Cross-fertilization, mutual inspiration, multi-directional influences, transference of stylistic elements and simple copying or imitation have characterized the relations between musical cultures around the world for centuries, and certainly so since early modernity. Still, the notion of musical nationalism or musical ethnicity has been an essential, practically unquestionable premise that dictated the nature of much musical activity in almost every country during most of the twentieth century. That is, nations at large or certain sectors within them, as well as ethnic groups of various formations, have all worked to preserve and reproduce, or invigorate and invent, musical idioms, genres and styles that they could claim as their own. Musical styles and genres, in other words, have functioned throughout modernity as signifiers of ethno-national cultural uniqueness.
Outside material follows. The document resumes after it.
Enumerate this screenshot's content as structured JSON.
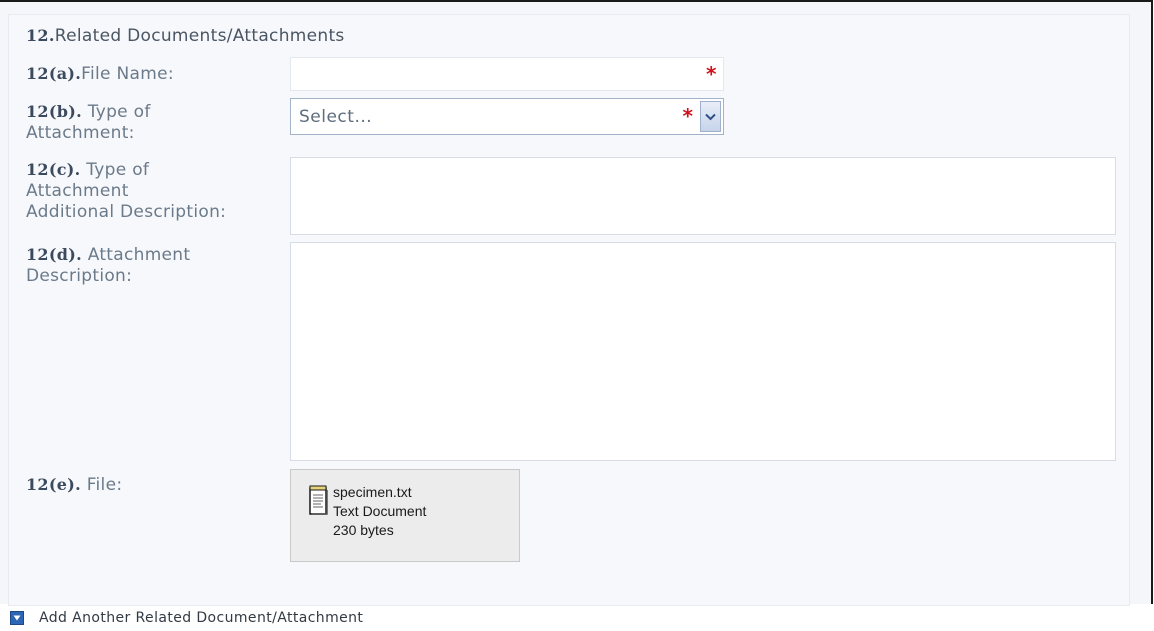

Regardless of their genuine musicological “purity” in terms of nativeness or indigenousness, musical styles and genres have been proclaimed by nations and ethnic entities to be expressions of their cultural singularity and authenticity.
|Title of host publication||The Routledge Reader on the Sociology of Music|
|Editors||John Shepherd, Kyle Devine|
|Publisher||Taylor and Francis|
|Number of pages||9|
|State||Published - 1 Jan 2015|